[[ Input data, beginning ]]
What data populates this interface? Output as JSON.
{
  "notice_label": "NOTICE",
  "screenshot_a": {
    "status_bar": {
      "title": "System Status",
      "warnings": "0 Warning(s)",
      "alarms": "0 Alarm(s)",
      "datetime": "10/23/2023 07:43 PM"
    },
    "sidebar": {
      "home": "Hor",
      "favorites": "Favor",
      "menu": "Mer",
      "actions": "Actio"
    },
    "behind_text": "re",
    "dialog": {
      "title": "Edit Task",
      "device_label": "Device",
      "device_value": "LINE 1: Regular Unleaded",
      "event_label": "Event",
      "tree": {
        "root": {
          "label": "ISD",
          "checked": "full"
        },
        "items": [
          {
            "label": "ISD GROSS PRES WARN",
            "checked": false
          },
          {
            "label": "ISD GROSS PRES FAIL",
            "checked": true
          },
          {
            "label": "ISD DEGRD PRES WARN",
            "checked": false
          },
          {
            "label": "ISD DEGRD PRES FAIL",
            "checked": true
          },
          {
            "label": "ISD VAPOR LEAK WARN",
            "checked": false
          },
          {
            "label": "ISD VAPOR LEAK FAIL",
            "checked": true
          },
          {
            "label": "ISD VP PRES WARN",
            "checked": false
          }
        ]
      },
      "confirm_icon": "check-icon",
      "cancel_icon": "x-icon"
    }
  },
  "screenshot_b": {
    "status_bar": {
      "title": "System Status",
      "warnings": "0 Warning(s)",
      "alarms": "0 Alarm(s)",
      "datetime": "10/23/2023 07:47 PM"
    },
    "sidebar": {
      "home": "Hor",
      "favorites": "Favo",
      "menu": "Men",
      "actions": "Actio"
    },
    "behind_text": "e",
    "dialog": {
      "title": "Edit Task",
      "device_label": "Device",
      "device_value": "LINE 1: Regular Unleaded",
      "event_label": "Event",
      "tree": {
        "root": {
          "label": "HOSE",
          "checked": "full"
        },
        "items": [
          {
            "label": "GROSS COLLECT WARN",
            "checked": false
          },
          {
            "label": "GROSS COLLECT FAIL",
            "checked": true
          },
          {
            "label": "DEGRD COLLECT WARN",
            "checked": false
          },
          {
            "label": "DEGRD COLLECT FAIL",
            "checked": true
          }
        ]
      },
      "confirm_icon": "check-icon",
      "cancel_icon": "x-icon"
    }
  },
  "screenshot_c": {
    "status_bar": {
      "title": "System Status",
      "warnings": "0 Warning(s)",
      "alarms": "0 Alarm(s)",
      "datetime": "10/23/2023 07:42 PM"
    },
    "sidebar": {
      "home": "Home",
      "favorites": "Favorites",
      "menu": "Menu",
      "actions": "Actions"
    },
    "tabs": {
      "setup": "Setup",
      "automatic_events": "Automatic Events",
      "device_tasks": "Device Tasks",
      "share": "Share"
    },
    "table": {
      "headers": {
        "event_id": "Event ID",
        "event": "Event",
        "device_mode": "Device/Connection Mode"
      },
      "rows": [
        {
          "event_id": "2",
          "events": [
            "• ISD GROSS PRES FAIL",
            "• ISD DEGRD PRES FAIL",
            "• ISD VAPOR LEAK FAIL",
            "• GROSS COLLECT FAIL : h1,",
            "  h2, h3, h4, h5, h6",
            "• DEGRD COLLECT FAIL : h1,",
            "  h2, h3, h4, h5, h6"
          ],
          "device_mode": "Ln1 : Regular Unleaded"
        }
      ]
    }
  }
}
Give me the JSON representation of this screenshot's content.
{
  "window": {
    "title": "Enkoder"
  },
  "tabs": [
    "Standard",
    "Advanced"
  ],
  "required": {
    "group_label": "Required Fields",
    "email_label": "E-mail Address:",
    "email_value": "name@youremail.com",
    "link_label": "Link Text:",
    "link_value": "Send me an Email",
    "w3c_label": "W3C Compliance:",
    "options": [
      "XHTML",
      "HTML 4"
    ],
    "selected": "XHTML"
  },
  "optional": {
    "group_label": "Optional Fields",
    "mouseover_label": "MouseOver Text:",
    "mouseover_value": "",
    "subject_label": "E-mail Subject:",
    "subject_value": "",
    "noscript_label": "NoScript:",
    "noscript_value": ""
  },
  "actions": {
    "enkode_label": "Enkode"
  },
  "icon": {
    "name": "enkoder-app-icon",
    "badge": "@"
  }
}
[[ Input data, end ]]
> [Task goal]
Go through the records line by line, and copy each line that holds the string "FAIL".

> [Final answer]
            "label": "ISD GROSS PRES FAIL",
            "label": "ISD DEGRD PRES FAIL",
            "label": "ISD VAPOR LEAK FAIL",
            "label": "GROSS COLLECT FAIL",
            "label": "DEGRD COLLECT FAIL",
            "• ISD GROSS PRES FAIL",
            "• ISD DEGRD PRES FAIL",
            "• ISD VAPOR LEAK FAIL",
            "• GROSS COLLECT FAIL : h1,",
            "• DEGRD COLLECT FAIL : h1,",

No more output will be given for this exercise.